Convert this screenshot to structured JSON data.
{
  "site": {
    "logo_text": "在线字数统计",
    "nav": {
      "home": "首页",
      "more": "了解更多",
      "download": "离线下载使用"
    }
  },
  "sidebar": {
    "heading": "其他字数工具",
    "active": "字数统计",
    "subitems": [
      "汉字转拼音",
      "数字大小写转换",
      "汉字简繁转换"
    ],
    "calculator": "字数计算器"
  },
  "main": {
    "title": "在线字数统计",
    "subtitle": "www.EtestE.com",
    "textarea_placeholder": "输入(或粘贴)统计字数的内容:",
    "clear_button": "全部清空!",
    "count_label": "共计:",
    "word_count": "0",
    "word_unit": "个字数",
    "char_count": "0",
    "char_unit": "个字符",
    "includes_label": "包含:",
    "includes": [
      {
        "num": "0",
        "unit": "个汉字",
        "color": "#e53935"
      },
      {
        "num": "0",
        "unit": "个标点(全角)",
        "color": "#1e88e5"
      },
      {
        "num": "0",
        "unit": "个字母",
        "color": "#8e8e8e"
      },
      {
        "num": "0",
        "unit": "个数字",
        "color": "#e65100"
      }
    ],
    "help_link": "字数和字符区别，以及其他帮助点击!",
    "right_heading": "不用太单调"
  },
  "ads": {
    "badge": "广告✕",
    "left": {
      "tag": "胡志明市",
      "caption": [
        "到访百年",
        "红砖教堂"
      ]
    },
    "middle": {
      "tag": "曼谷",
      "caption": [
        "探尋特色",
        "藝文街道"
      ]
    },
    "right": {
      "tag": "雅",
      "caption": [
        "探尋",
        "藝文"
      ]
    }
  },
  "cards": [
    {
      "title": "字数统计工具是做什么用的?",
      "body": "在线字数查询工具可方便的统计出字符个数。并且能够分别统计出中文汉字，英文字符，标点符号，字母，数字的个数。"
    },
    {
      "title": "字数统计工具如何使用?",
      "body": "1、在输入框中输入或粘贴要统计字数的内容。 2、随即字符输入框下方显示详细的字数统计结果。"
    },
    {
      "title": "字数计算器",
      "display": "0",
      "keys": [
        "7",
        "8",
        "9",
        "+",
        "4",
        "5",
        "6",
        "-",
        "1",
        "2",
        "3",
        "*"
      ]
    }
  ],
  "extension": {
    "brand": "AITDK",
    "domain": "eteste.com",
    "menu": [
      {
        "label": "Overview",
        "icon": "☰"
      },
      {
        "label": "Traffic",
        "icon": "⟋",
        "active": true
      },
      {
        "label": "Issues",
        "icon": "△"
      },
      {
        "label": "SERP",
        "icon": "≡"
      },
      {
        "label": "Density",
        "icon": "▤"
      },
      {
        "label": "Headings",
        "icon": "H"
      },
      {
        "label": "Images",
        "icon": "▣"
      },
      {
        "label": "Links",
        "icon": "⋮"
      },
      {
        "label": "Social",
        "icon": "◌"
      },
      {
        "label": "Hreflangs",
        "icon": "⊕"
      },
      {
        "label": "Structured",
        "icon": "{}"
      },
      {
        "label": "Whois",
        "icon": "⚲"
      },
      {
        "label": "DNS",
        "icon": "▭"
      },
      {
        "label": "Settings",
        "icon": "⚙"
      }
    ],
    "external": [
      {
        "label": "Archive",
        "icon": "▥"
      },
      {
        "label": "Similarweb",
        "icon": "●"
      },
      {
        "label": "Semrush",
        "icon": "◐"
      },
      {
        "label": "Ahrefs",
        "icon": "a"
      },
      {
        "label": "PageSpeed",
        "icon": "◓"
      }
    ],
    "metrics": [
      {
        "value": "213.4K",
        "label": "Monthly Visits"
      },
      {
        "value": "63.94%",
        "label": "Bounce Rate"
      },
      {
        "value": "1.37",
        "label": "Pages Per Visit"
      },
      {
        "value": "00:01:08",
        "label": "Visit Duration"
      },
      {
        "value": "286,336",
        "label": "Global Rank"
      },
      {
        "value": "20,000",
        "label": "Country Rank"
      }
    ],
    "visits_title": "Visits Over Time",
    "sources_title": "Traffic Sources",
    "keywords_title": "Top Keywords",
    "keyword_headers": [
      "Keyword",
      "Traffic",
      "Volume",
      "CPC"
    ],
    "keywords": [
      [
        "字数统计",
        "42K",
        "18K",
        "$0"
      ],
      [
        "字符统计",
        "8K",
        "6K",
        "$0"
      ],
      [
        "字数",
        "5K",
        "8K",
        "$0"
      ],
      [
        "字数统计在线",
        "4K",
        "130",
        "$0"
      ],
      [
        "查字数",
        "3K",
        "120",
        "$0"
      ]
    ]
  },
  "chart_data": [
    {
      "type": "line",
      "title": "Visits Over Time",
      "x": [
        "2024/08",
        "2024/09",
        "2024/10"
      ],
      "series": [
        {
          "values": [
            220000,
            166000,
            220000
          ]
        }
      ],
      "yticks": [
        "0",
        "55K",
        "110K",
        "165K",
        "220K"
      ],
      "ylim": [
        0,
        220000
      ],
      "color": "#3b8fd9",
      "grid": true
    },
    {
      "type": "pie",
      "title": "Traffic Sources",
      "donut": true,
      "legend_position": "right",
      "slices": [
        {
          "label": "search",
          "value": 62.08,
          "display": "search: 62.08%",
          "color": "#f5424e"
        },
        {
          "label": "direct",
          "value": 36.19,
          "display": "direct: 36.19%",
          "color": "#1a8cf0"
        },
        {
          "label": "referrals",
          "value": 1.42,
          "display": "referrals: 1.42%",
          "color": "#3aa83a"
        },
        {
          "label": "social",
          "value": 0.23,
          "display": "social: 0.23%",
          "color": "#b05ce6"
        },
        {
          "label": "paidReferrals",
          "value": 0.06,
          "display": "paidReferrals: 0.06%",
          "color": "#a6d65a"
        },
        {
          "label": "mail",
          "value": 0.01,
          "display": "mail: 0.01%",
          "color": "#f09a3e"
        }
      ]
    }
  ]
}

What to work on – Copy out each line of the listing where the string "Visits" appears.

Solution –
        "label": "Monthly Visits"
    "visits_title": "Visits Over Time",
      "title": "Visits Over Time",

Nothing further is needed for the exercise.